### Material shown
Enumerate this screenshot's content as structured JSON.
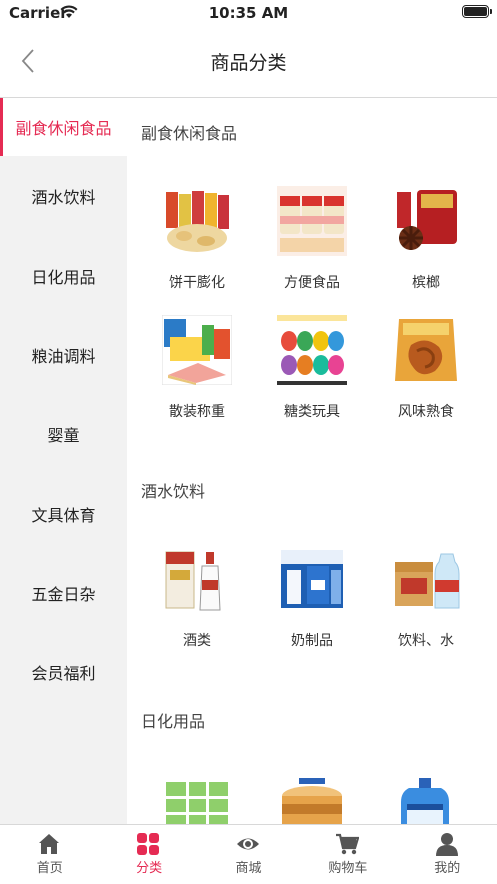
{
  "status": {
    "carrier": "Carrier",
    "time": "10:35 AM"
  },
  "nav": {
    "title": "商品分类"
  },
  "sidebar": {
    "items": [
      {
        "label": "副食休闲食品",
        "active": true
      },
      {
        "label": "酒水饮料"
      },
      {
        "label": "日化用品"
      },
      {
        "label": "粮油调料"
      },
      {
        "label": "婴童"
      },
      {
        "label": "文具体育"
      },
      {
        "label": "五金日杂"
      },
      {
        "label": "会员福利"
      }
    ]
  },
  "sections": [
    {
      "title": "副食休闲食品",
      "items": [
        {
          "label": "饼干膨化",
          "icon": "snack-bags-image"
        },
        {
          "label": "方便食品",
          "icon": "instant-noodle-cups-image"
        },
        {
          "label": "槟榔",
          "icon": "betel-nut-image"
        },
        {
          "label": "散装称重",
          "icon": "bulk-cakes-image"
        },
        {
          "label": "糖类玩具",
          "icon": "candy-eggs-image"
        },
        {
          "label": "风味熟食",
          "icon": "cooked-food-image"
        }
      ]
    },
    {
      "title": "酒水饮料",
      "items": [
        {
          "label": "酒类",
          "icon": "liquor-image"
        },
        {
          "label": "奶制品",
          "icon": "dairy-image"
        },
        {
          "label": "饮料、水",
          "icon": "water-drinks-image"
        }
      ]
    },
    {
      "title": "日化用品",
      "items": [
        {
          "label": "",
          "icon": "tissue-image"
        },
        {
          "label": "",
          "icon": "tin-product-image"
        },
        {
          "label": "",
          "icon": "detergent-image"
        }
      ]
    }
  ],
  "tabs": [
    {
      "label": "首页",
      "icon": "home-icon"
    },
    {
      "label": "分类",
      "icon": "category-icon",
      "active": true
    },
    {
      "label": "商城",
      "icon": "eye-icon"
    },
    {
      "label": "购物车",
      "icon": "cart-icon"
    },
    {
      "label": "我的",
      "icon": "user-icon"
    }
  ],
  "colors": {
    "accent": "#e52b53",
    "sidebar_bg": "#f2f2f2",
    "icon_gray": "#555555"
  }
}
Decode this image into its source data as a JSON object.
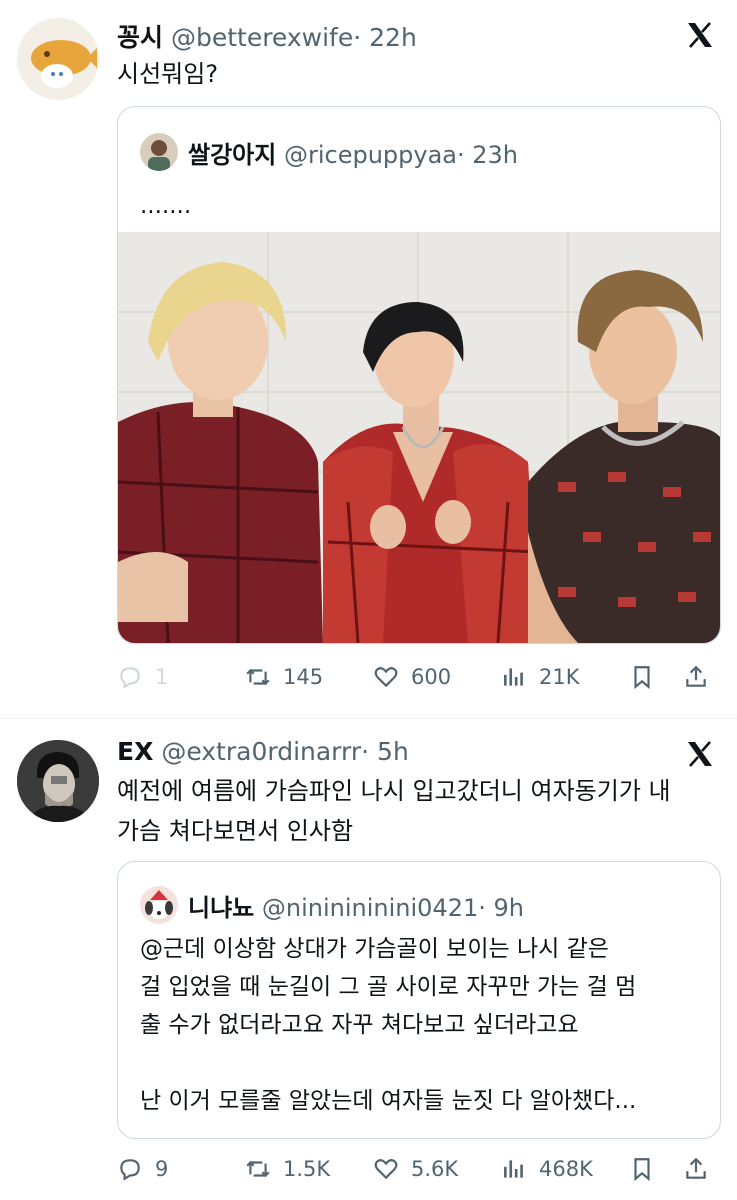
{
  "tweets": [
    {
      "name": "꽁시",
      "handle": "@betterexwife",
      "time": "· 22h",
      "text": "시선뭐임?",
      "quote": {
        "name": "쌀강아지",
        "handle": "@ricepuppyaa",
        "time": "· 23h",
        "text": "......."
      },
      "stats": {
        "replies": "1",
        "retweets": "145",
        "likes": "600",
        "views": "21K"
      }
    },
    {
      "name": "EX",
      "handle": "@extra0rdinarrr",
      "time": "· 5h",
      "text_lines": [
        "예전에 여름에 가슴파인 나시 입고갔더니 여자동기가 내",
        "가슴 쳐다보면서 인사함"
      ],
      "quote": {
        "name": "니냐뇨",
        "handle": "@nininininini0421",
        "time": "· 9h",
        "text_lines": [
          "@근데 이상함 상대가 가슴골이 보이는 나시 같은",
          "걸 입었을 때 눈길이 그 골 사이로 자꾸만 가는 걸 멈",
          "출 수가 없더라고요 자꾸 쳐다보고 싶더라고요",
          "",
          "난 이거 모를줄 알았는데 여자들 눈짓 다 알아챘다..."
        ]
      },
      "stats": {
        "replies": "9",
        "retweets": "1.5K",
        "likes": "5.6K",
        "views": "468K"
      }
    }
  ],
  "icons": [
    "x-logo-icon",
    "reply-icon",
    "retweet-icon",
    "like-icon",
    "views-icon",
    "bookmark-icon",
    "share-icon"
  ],
  "colors": {
    "text": "#0f1419",
    "secondary": "#536471",
    "border": "#cfd9de"
  }
}
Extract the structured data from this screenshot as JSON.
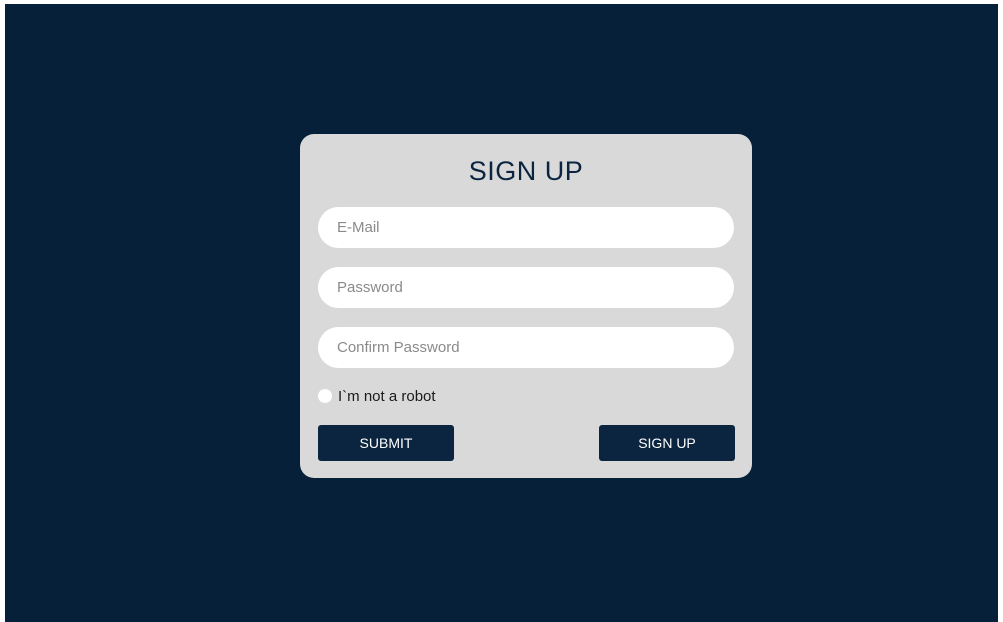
{
  "form": {
    "title": "SIGN UP",
    "email": {
      "value": "",
      "placeholder": "E-Mail"
    },
    "password": {
      "value": "",
      "placeholder": "Password"
    },
    "confirm_password": {
      "value": "",
      "placeholder": "Confirm Password"
    },
    "robot_check": {
      "label": "I`m not a robot",
      "checked": false
    },
    "submit_label": "SUBMIT",
    "signup_label": "SIGN UP"
  },
  "colors": {
    "background": "#062039",
    "card": "#d9d9d9",
    "button": "#0b2540",
    "title": "#0b2540"
  }
}
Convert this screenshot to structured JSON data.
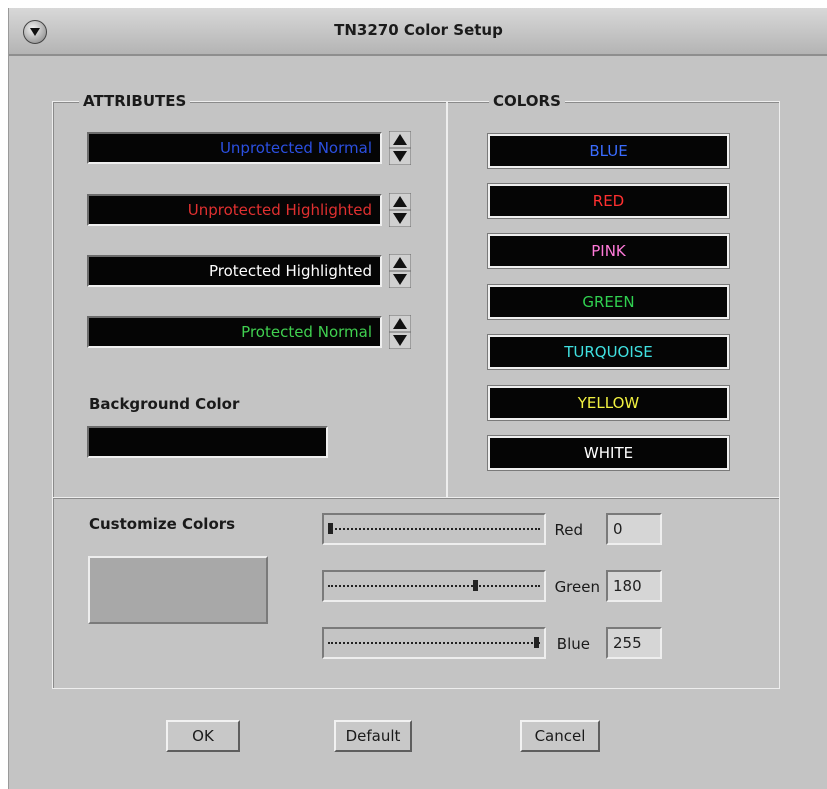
{
  "window": {
    "title": "TN3270 Color Setup",
    "menu_icon": "window-menu-icon"
  },
  "attributes": {
    "legend": "ATTRIBUTES",
    "items": [
      {
        "label": "Unprotected Normal",
        "color": "#2b4fe0"
      },
      {
        "label": "Unprotected Highlighted",
        "color": "#e03030"
      },
      {
        "label": "Protected Highlighted",
        "color": "#ffffff"
      },
      {
        "label": "Protected Normal",
        "color": "#40d050"
      }
    ],
    "spinner_icon": "spinner-arrows-icon"
  },
  "background": {
    "label": "Background Color",
    "color": "#050505"
  },
  "colors": {
    "legend": "COLORS",
    "items": [
      {
        "label": "BLUE",
        "color": "#3a6cff"
      },
      {
        "label": "RED",
        "color": "#ff3030"
      },
      {
        "label": "PINK",
        "color": "#ff7ad9"
      },
      {
        "label": "GREEN",
        "color": "#30d050"
      },
      {
        "label": "TURQUOISE",
        "color": "#40e0e0"
      },
      {
        "label": "YELLOW",
        "color": "#f0f040"
      },
      {
        "label": "WHITE",
        "color": "#ffffff"
      }
    ]
  },
  "customize": {
    "label": "Customize Colors",
    "preview_color": "#a8a8a8",
    "sliders": [
      {
        "label": "Red",
        "value": "0",
        "fraction": 0.0
      },
      {
        "label": "Green",
        "value": "180",
        "fraction": 0.706
      },
      {
        "label": "Blue",
        "value": "255",
        "fraction": 1.0
      }
    ]
  },
  "buttons": {
    "ok": "OK",
    "default": "Default",
    "cancel": "Cancel"
  }
}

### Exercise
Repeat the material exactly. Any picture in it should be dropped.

### Solution
Enumerate this screenshot's content as structured JSON.
{
  "status": {
    "carrier": "Carrier",
    "time": "10:35 AM"
  },
  "nav": {
    "title": "商品分类"
  },
  "sidebar": {
    "items": [
      {
        "label": "副食休闲食品",
        "active": true
      },
      {
        "label": "酒水饮料"
      },
      {
        "label": "日化用品"
      },
      {
        "label": "粮油调料"
      },
      {
        "label": "婴童"
      },
      {
        "label": "文具体育"
      },
      {
        "label": "五金日杂"
      },
      {
        "label": "会员福利"
      }
    ]
  },
  "sections": [
    {
      "title": "副食休闲食品",
      "items": [
        {
          "label": "饼干膨化",
          "icon": "snack-bags-image"
        },
        {
          "label": "方便食品",
          "icon": "instant-noodle-cups-image"
        },
        {
          "label": "槟榔",
          "icon": "betel-nut-image"
        },
        {
          "label": "散装称重",
          "icon": "bulk-cakes-image"
        },
        {
          "label": "糖类玩具",
          "icon": "candy-eggs-image"
        },
        {
          "label": "风味熟食",
          "icon": "cooked-food-image"
        }
      ]
    },
    {
      "title": "酒水饮料",
      "items": [
        {
          "label": "酒类",
          "icon": "liquor-image"
        },
        {
          "label": "奶制品",
          "icon": "dairy-image"
        },
        {
          "label": "饮料、水",
          "icon": "water-drinks-image"
        }
      ]
    },
    {
      "title": "日化用品",
      "items": [
        {
          "label": "",
          "icon": "tissue-image"
        },
        {
          "label": "",
          "icon": "tin-product-image"
        },
        {
          "label": "",
          "icon": "detergent-image"
        }
      ]
    }
  ],
  "tabs": [
    {
      "label": "首页",
      "icon": "home-icon"
    },
    {
      "label": "分类",
      "icon": "category-icon",
      "active": true
    },
    {
      "label": "商城",
      "icon": "eye-icon"
    },
    {
      "label": "购物车",
      "icon": "cart-icon"
    },
    {
      "label": "我的",
      "icon": "user-icon"
    }
  ],
  "colors": {
    "accent": "#e52b53",
    "sidebar_bg": "#f2f2f2",
    "icon_gray": "#555555"
  }
}
Decode this image into its source data as a JSON object.
{
  "tweets": [
    {
      "name": "꽁시",
      "handle": "@betterexwife",
      "time": "· 22h",
      "text": "시선뭐임?",
      "quote": {
        "name": "쌀강아지",
        "handle": "@ricepuppyaa",
        "time": "· 23h",
        "text": "......."
      },
      "stats": {
        "replies": "1",
        "retweets": "145",
        "likes": "600",
        "views": "21K"
      }
    },
    {
      "name": "EX",
      "handle": "@extra0rdinarrr",
      "time": "· 5h",
      "text_lines": [
        "예전에 여름에 가슴파인 나시 입고갔더니 여자동기가 내",
        "가슴 쳐다보면서 인사함"
      ],
      "quote": {
        "name": "니냐뇨",
        "handle": "@nininininini0421",
        "time": "· 9h",
        "text_lines": [
          "@근데 이상함 상대가 가슴골이 보이는 나시 같은",
          "걸 입었을 때 눈길이 그 골 사이로 자꾸만 가는 걸 멈",
          "출 수가 없더라고요 자꾸 쳐다보고 싶더라고요",
          "",
          "난 이거 모를줄 알았는데 여자들 눈짓 다 알아챘다..."
        ]
      },
      "stats": {
        "replies": "9",
        "retweets": "1.5K",
        "likes": "5.6K",
        "views": "468K"
      }
    }
  ],
  "icons": [
    "x-logo-icon",
    "reply-icon",
    "retweet-icon",
    "like-icon",
    "views-icon",
    "bookmark-icon",
    "share-icon"
  ],
  "colors": {
    "text": "#0f1419",
    "secondary": "#536471",
    "border": "#cfd9de"
  }
}
Extract the structured data from this screenshot as JSON.
{
  "form": {
    "title": "SIGN UP",
    "email": {
      "value": "",
      "placeholder": "E-Mail"
    },
    "password": {
      "value": "",
      "placeholder": "Password"
    },
    "confirm_password": {
      "value": "",
      "placeholder": "Confirm Password"
    },
    "robot_check": {
      "label": "I`m not a robot",
      "checked": false
    },
    "submit_label": "SUBMIT",
    "signup_label": "SIGN UP"
  },
  "colors": {
    "background": "#062039",
    "card": "#d9d9d9",
    "button": "#0b2540",
    "title": "#0b2540"
  }
}
Convert this screenshot to structured JSON data.
{
  "window": {
    "title": "TN3270 Color Setup",
    "menu_icon": "window-menu-icon"
  },
  "attributes": {
    "legend": "ATTRIBUTES",
    "items": [
      {
        "label": "Unprotected Normal",
        "color": "#2b4fe0"
      },
      {
        "label": "Unprotected Highlighted",
        "color": "#e03030"
      },
      {
        "label": "Protected Highlighted",
        "color": "#ffffff"
      },
      {
        "label": "Protected Normal",
        "color": "#40d050"
      }
    ],
    "spinner_icon": "spinner-arrows-icon"
  },
  "background": {
    "label": "Background Color",
    "color": "#050505"
  },
  "colors": {
    "legend": "COLORS",
    "items": [
      {
        "label": "BLUE",
        "color": "#3a6cff"
      },
      {
        "label": "RED",
        "color": "#ff3030"
      },
      {
        "label": "PINK",
        "color": "#ff7ad9"
      },
      {
        "label": "GREEN",
        "color": "#30d050"
      },
      {
        "label": "TURQUOISE",
        "color": "#40e0e0"
      },
      {
        "label": "YELLOW",
        "color": "#f0f040"
      },
      {
        "label": "WHITE",
        "color": "#ffffff"
      }
    ]
  },
  "customize": {
    "label": "Customize Colors",
    "preview_color": "#a8a8a8",
    "sliders": [
      {
        "label": "Red",
        "value": "0",
        "fraction": 0.0
      },
      {
        "label": "Green",
        "value": "180",
        "fraction": 0.706
      },
      {
        "label": "Blue",
        "value": "255",
        "fraction": 1.0
      }
    ]
  },
  "buttons": {
    "ok": "OK",
    "default": "Default",
    "cancel": "Cancel"
  }
}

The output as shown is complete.